- Your instructions
Reproduce exactly the lines from the one containing "Transcribe this image's" through the last line of the data, both ends included.

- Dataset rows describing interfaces
....

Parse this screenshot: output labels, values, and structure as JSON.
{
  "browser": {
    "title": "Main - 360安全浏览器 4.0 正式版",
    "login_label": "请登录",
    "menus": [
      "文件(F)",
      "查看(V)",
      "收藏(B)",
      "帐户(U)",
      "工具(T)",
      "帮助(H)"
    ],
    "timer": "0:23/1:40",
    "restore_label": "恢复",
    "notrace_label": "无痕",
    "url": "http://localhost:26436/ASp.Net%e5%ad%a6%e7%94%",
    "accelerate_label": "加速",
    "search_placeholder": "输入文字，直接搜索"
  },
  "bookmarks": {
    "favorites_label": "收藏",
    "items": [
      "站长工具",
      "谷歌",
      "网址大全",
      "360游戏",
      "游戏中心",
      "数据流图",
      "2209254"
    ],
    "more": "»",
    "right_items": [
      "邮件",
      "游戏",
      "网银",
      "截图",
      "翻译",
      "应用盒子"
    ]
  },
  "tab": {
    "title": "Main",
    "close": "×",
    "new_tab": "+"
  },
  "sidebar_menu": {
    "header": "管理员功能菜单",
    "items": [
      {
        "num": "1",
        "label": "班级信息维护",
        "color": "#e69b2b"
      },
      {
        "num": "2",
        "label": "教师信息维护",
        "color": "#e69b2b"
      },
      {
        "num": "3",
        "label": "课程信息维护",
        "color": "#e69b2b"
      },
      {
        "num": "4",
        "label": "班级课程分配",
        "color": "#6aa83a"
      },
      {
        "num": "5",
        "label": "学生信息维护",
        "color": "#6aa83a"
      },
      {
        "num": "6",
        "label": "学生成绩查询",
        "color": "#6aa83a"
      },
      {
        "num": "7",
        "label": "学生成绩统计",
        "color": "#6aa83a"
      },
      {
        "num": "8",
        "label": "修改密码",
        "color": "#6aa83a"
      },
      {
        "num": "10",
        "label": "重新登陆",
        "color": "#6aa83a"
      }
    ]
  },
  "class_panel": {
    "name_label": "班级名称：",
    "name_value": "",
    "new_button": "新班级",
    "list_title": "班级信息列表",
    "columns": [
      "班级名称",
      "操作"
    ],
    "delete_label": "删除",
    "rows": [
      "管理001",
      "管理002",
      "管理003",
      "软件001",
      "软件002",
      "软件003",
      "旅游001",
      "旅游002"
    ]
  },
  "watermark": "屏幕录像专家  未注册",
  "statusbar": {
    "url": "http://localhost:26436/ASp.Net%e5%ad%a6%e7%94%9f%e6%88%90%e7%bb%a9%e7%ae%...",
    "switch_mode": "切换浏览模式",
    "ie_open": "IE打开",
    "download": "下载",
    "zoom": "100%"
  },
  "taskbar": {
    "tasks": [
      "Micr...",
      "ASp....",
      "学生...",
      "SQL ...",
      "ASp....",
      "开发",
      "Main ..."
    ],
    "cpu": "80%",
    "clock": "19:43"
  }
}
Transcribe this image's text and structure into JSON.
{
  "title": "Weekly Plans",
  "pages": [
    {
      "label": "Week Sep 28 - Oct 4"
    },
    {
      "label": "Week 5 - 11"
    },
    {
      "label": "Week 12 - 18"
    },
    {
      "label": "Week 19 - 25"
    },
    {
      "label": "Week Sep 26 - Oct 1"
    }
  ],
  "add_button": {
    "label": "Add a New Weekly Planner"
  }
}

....

- Output
Transcribe this image's text and structure into JSON.
{
  "title": "Weekly Plans",
  "pages": [
    {
      "label": "Week Sep 28 - Oct 4"
    },
    {
      "label": "Week 5 - 11"
    },
    {
      "label": "Week 12 - 18"
    },
    {
      "label": "Week 19 - 25"
    },
    {
      "label": "Week Sep 26 - Oct 1"
    }
  ],
  "add_button": {
    "label": "Add a New Weekly Planner"
  }
}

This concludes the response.